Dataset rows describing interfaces

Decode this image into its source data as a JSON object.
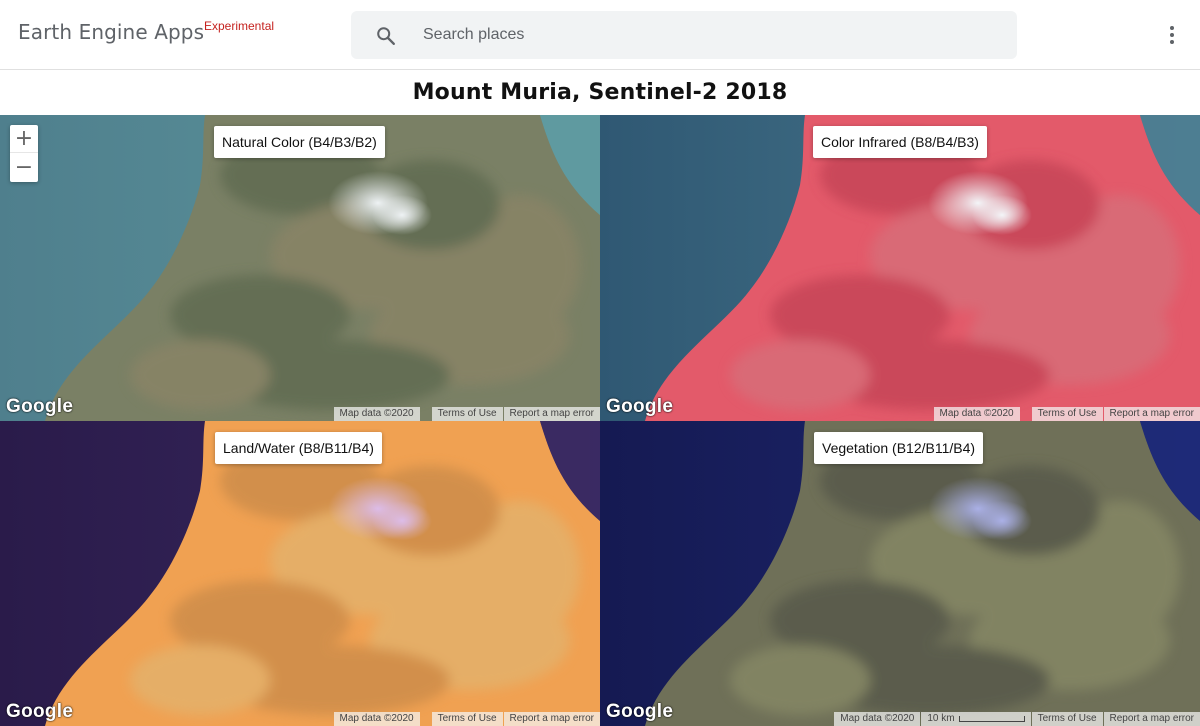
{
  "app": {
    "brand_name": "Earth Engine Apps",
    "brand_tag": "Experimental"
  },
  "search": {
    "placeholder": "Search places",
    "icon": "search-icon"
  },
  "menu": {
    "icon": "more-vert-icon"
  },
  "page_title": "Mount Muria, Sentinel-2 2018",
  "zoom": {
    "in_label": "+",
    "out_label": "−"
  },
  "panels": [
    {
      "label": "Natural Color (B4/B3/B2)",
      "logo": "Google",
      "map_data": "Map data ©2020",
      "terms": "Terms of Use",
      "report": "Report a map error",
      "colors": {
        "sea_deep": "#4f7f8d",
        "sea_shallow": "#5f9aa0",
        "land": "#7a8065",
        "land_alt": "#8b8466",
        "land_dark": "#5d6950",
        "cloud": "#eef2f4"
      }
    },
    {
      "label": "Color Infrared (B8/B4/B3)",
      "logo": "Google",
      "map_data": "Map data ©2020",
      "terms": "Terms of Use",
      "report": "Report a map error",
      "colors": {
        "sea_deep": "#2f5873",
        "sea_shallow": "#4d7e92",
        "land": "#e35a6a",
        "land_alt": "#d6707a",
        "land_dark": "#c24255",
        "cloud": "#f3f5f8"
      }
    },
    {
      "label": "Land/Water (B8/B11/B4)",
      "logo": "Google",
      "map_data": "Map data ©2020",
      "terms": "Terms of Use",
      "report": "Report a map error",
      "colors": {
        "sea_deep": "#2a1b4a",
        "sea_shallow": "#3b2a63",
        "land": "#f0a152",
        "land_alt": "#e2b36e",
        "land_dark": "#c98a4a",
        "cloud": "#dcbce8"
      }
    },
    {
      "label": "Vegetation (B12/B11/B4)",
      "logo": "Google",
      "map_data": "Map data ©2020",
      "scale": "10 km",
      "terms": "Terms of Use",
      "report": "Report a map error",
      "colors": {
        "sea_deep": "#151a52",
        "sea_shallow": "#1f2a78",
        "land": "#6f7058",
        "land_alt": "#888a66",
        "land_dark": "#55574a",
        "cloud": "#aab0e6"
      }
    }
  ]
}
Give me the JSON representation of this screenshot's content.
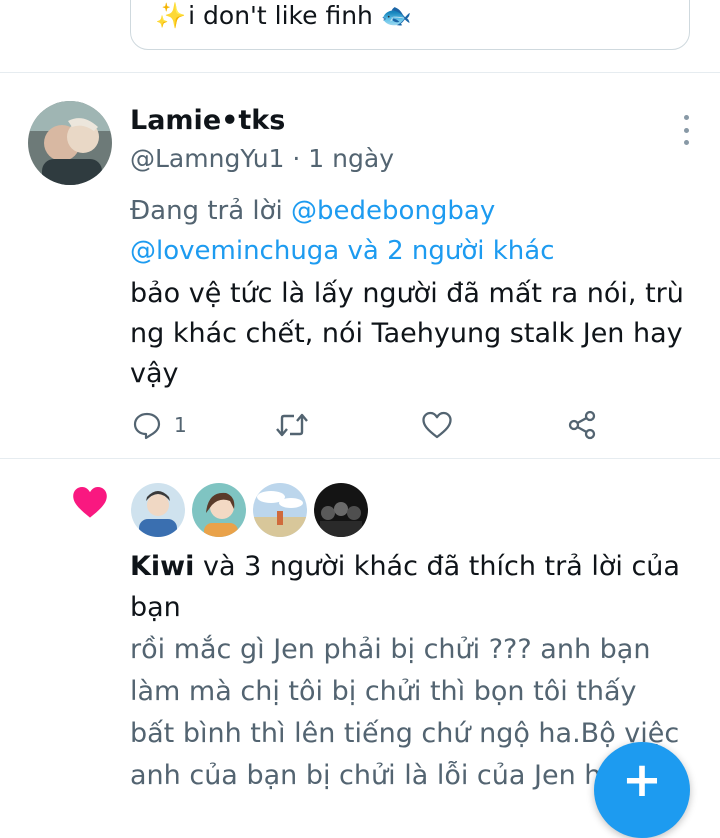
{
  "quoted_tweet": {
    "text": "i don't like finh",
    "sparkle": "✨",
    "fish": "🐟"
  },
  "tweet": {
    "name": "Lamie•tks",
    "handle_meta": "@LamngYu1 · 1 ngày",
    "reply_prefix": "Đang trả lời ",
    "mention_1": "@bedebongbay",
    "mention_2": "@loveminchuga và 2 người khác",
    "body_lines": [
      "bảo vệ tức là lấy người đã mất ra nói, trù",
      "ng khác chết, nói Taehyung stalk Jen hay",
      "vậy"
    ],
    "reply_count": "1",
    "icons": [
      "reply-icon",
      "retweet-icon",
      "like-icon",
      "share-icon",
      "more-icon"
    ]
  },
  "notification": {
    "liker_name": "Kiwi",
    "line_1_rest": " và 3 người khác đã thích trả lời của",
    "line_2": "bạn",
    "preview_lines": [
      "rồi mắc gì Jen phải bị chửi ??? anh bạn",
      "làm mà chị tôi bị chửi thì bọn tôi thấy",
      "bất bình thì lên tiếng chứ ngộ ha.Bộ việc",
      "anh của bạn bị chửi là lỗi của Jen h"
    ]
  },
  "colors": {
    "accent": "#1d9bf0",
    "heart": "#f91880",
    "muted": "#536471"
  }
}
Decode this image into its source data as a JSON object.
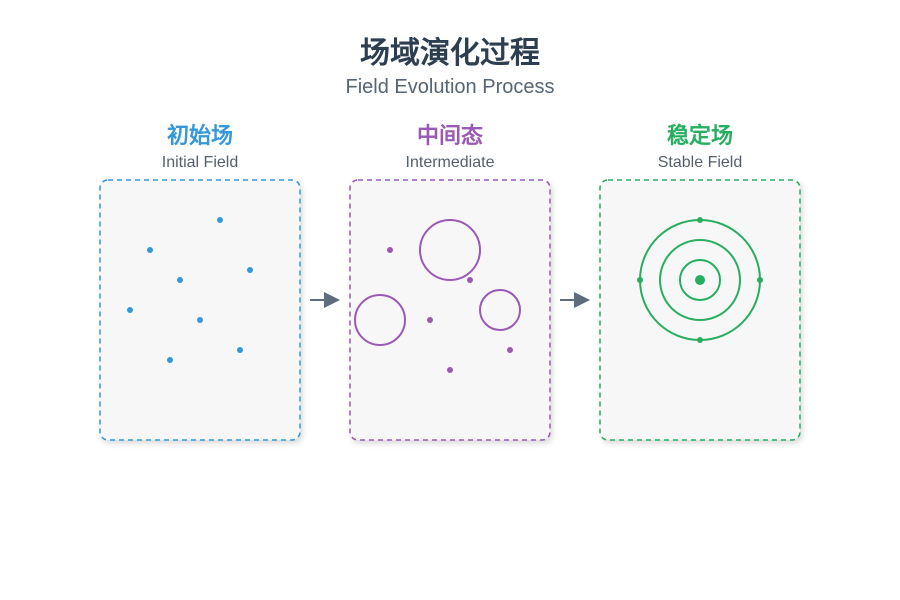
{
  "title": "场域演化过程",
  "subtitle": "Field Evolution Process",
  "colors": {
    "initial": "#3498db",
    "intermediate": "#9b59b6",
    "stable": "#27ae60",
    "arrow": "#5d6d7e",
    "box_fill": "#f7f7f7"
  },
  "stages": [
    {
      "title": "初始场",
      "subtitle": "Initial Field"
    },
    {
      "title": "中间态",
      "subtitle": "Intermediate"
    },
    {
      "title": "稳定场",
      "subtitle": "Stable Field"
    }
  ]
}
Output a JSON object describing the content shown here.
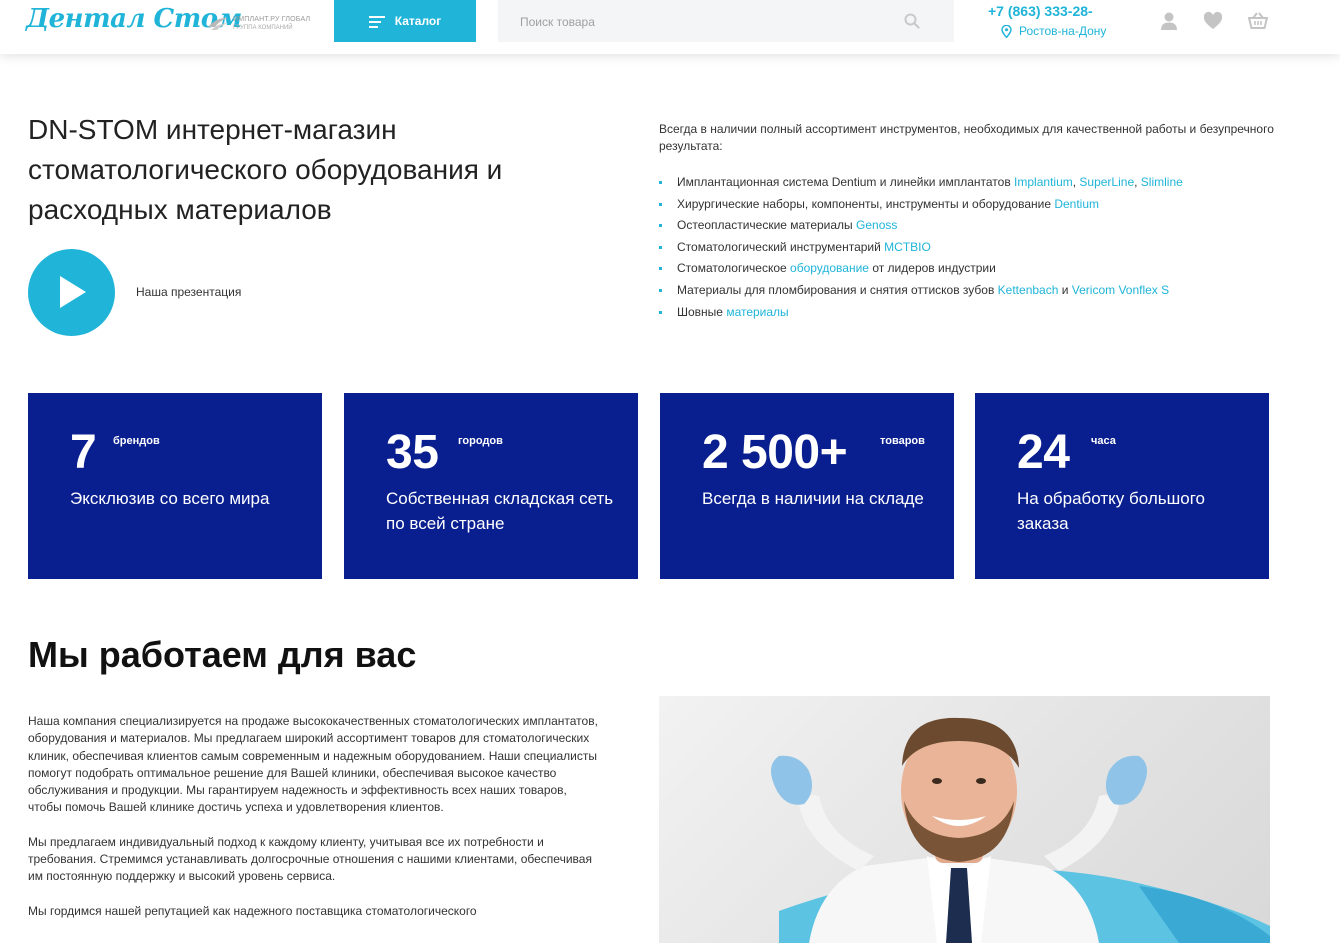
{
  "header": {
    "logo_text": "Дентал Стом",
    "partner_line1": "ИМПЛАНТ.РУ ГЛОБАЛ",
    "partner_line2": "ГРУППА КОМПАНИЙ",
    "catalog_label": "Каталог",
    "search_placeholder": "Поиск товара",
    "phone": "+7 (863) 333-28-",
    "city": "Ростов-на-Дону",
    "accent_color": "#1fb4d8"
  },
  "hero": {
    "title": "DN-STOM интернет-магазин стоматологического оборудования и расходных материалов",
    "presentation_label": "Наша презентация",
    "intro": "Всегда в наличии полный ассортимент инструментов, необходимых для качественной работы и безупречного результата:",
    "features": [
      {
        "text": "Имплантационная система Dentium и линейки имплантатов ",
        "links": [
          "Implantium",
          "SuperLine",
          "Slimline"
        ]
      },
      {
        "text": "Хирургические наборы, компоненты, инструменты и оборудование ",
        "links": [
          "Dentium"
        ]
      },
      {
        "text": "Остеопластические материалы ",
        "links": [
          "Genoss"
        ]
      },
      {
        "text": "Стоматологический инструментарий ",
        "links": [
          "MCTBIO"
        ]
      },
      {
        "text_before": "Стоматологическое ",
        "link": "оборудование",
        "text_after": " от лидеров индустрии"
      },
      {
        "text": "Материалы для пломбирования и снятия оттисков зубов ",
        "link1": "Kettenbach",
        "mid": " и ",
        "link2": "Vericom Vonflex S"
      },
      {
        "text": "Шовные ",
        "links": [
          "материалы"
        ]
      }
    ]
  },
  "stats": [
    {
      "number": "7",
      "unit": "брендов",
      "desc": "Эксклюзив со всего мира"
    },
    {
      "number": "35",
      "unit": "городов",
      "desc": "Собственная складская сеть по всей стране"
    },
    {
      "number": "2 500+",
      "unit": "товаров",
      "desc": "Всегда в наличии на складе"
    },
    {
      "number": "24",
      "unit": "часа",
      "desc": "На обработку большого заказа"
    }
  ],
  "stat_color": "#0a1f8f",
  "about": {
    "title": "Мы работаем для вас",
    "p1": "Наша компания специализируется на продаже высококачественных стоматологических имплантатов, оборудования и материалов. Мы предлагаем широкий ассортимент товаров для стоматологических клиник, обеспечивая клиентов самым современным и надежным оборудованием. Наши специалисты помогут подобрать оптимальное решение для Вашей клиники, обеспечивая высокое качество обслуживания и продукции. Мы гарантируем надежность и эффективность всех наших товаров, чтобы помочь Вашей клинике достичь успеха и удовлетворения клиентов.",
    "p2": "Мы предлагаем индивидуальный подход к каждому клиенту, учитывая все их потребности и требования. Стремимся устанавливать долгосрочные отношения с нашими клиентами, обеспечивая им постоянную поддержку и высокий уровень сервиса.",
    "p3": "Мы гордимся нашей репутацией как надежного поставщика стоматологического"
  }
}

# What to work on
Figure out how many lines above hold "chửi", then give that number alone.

# Your solution
3